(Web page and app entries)
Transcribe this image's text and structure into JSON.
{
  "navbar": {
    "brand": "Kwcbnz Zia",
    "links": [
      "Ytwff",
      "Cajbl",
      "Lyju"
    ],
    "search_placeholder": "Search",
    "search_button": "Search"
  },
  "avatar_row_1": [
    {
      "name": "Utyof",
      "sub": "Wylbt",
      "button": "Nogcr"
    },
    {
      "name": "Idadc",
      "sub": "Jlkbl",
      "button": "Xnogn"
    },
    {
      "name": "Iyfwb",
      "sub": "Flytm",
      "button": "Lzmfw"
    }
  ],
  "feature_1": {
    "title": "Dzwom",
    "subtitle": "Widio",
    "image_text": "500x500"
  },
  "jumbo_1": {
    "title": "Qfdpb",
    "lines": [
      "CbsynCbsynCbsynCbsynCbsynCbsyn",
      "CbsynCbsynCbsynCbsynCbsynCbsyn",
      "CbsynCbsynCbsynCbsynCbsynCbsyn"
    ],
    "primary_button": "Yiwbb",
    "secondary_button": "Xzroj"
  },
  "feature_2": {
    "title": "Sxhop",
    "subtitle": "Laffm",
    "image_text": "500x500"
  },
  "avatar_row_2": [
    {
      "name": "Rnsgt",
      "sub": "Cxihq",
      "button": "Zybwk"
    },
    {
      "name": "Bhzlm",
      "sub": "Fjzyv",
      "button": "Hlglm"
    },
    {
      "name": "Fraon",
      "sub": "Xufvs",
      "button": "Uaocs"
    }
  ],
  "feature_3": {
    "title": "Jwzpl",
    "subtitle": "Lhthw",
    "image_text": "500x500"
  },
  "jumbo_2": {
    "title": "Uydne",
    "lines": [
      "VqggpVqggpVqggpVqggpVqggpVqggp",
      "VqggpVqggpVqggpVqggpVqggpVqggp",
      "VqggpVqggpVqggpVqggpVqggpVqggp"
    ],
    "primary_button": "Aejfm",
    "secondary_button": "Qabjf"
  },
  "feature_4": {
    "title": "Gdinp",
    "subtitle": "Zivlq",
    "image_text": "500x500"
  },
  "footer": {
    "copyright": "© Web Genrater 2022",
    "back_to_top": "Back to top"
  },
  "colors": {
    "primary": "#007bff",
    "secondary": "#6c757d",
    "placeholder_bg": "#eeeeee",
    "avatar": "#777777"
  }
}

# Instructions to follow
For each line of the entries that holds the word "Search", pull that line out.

# Problem solution
    "search_placeholder": "Search",
    "search_button": "Search"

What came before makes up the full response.